Unfortunately, the printing press lacked many types, particularly that of the letter “a,” which is the much-employed letter in Tagalog. Emilio Jacinto (1875-1899), the “Brain of the Katipunan,” who is much interested in the press, borrowed twenty pesos from his mother and bought some of the letter types from Isabelo de los Reyes. It was, however, not enough, the printing press was still inadequate to make any printing job. The problem was solved by four Katipuneros working at the printing establishment of the then popular daily Diario de Manila. They stole some types from the printing plant and gave them to Dr. Pio Valenzuela (1869-1956). They conducted their activities under the unsuspecting eyes of the management, who were mostly active members of the Spanish colonial reserve forces. Most of their secret activities took place during the two-and-a-half hour lunch breaks when the Spanish personnel took their meals and their siesta.

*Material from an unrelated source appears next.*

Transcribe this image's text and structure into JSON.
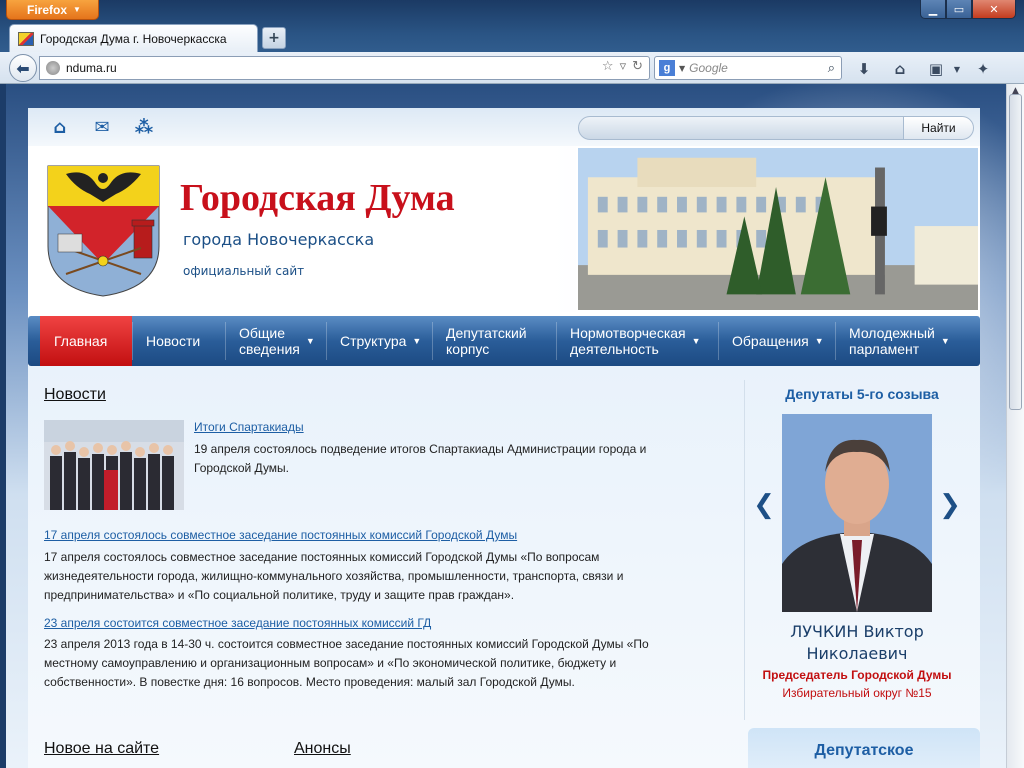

Valenzuela suggested the name Kalayaan (Freedom) for Katipunan’s newspaper, and Bonifacio at Jacinto approved it. It was agreed that Jacinto will be its editor but that the name of Marcelo H. del Pilar be made a front as the editor. It was also agreed that to fool the Spanish authorities as to the place of printing, “Yokohama” should be placed on the masthead. The first printing, although run through several difficulties, was successful. The second printing was, however, stopped when the Spanish authorities raided the printing press.
On August 19, 1896, Katipunan member Teodoro Patiño, who said he was the one being blamed for the missing types on the printing plant of Diario de Manila, told the story about the Katipunan to his sister, Honoria, who was then living with nuns in a Mandaluyong orphanage. Honoria was deeply disturbed by his brother's revelation and decided to inform the orphanage’s Mother Superior, Sor Teresa de Jesus, about the existence of the secret society. Sor Teresa in turn reported it to Fr. Mariano Gil, the parish priest of Tondo, who accompanied by several Guardias Civiles immediately searched the premises of Diario de Manila and found evidences of the Katipunan’s existence. They quickly informed Governor-general Narciso Claveria, who ordered the printing press to be padlocked.
1. Agoncillo, Teodoro A., Milagros C. Guerrero, History of the Filipino People, R. P. Garcia Publishing Co., Quezon City, 1984.
2. “First Newspapers in the Philippines,” RR’s Philippine Almanac – Book of Facts, 1990. ISBN 971-588-000-2
3. “Newspapers in Philippine History,” Filway’s Philippine Almanac, Quezon City, 1991. ISBN 971-121-156-4
4. Zaide, Gregorio F., Sonia M. Zaide, Philippine History and Government, All-Nations Publication, Quezon City, 2002. ISBN 971-642-192-3